Thursday, February 3, 2011

An Issue of Plagarism

I know many of my classmates have discussed plagiarism and copyright in their blogs but I'll throw in my two cents since we've spent quite a large amount of time in class on these issues. I agree that it's an extremely complex issue and the lines are very vague. Dr. Hylnka shared a story in class of one student being expelled from University for plagiarising, which I have mixed emotions over. One on hand, I completely understand the need to cite your sources and give credit where credit is due. On the other hand, perhaps this student simply had inadequate training as fair as citing his sources. When I was in my first year of University, I handed in a paper for Music History I in which I didn't cite anything, simply because I had never been taught in High School the conventions of proper citation. Thankfully my professor was extremely understanding and gave me a passing grade because I had a proper reference list. Now, perhaps if I had had a less understanding Professor, I too may have been expelled from University for a mistake I didn't know I was making.
This brings up the question of whose ideas are they anyway? I've always been much better at writing English papers because they are opinion based. I can't really steal anyone else's ideas because I am using one text, usually a novel, and my interpretation is coming from my brain alone. I simply need to be able to back up my opinion with proof from the text. I've always struggled with writing History papers though because I'm unsure as to what's common knowledge (such as date of birth, etc.), and what is someone else's ideas. And how did this person develop these ideas anyway? How can you discover something about a composer who's been dead for 300 years? It's all very blurry to me and I find that now I cite everything and very rarely use my own words in fear of plagiarising.
It's true that plagiarism in music is treated very differently. Composers borrow ideas from other pieces of music all the time. Generally, this is considered to be a tribute to that composer, not a stealing of ideas. And I suppose there's only so many notes you can use while writing a piece of music using the western system, whereas there are a plethora of words to choose from when using the English language.

1 comment:

  1. I think you raise an excellent point, Steph. I did a research project with my grade 9s in my practicum and looking through their papers I could tell that some of their texts were taken straight from wikipedia.

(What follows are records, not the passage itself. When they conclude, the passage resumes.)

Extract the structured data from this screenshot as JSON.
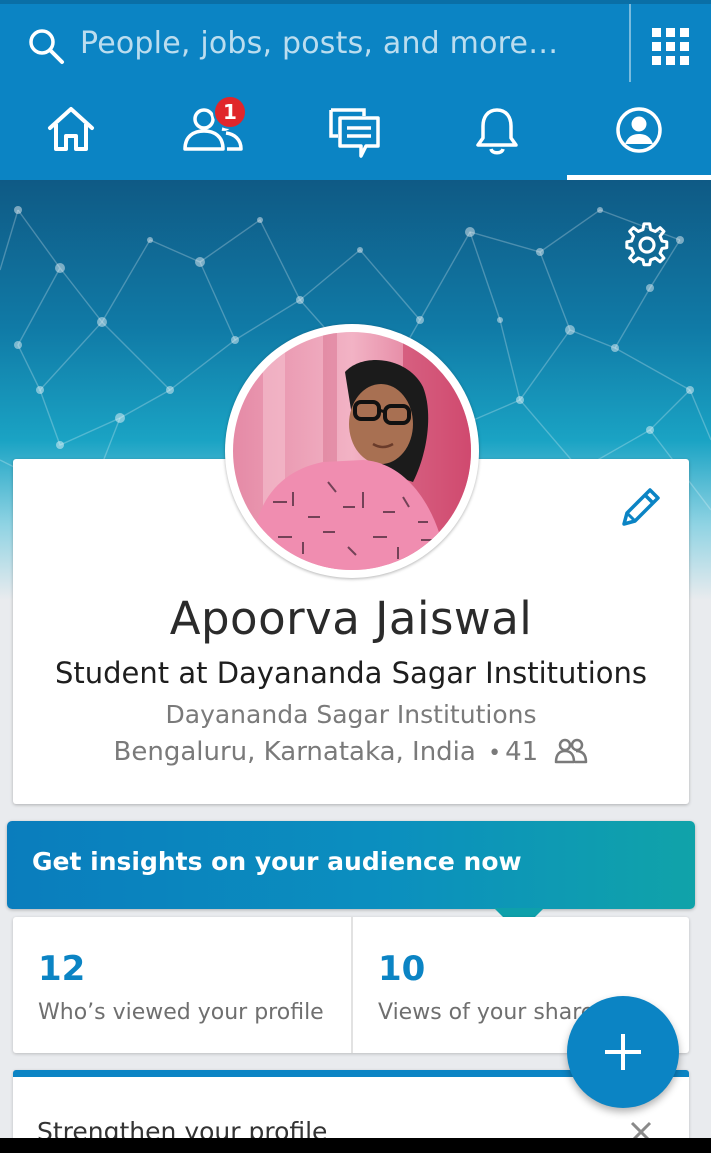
{
  "search": {
    "placeholder": "People, jobs, posts, and more…"
  },
  "nav": {
    "tabs": [
      {
        "name": "home",
        "icon": "home-icon"
      },
      {
        "name": "my-network",
        "icon": "people-icon",
        "badge": "1"
      },
      {
        "name": "messaging",
        "icon": "messages-icon"
      },
      {
        "name": "notifications",
        "icon": "bell-icon"
      },
      {
        "name": "me",
        "icon": "profile-icon",
        "active": true
      }
    ],
    "badge_count": "1"
  },
  "profile": {
    "name": "Apoorva Jaiswal",
    "headline": "Student at Dayananda Sagar Institutions",
    "company": "Dayananda Sagar Institutions",
    "location": "Bengaluru, Karnataka, India",
    "separator": "•",
    "connections": "41"
  },
  "insights": {
    "text": "Get insights on your audience now"
  },
  "stats": [
    {
      "value": "12",
      "label": "Who’s viewed your profile"
    },
    {
      "value": "10",
      "label": "Views of your share"
    }
  ],
  "strengthen": {
    "title": "Strengthen your profile"
  },
  "colors": {
    "brand_blue": "#0b84c4",
    "badge_red": "#e0262b",
    "insights_teal": "#10a3a9"
  }
}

In this instance, for the first time ever, I was grateful for the no fail policy. Reason being, many of the students that had plagiarized were completely unaware of the fact that you can't just copy and past and then cite wikipedia in your bibliography. I had done a presentation to the students when they were starting their research on how to properly cite their works, but it is a learning curve. Maybe they should include THAT on standardized tests and final exams!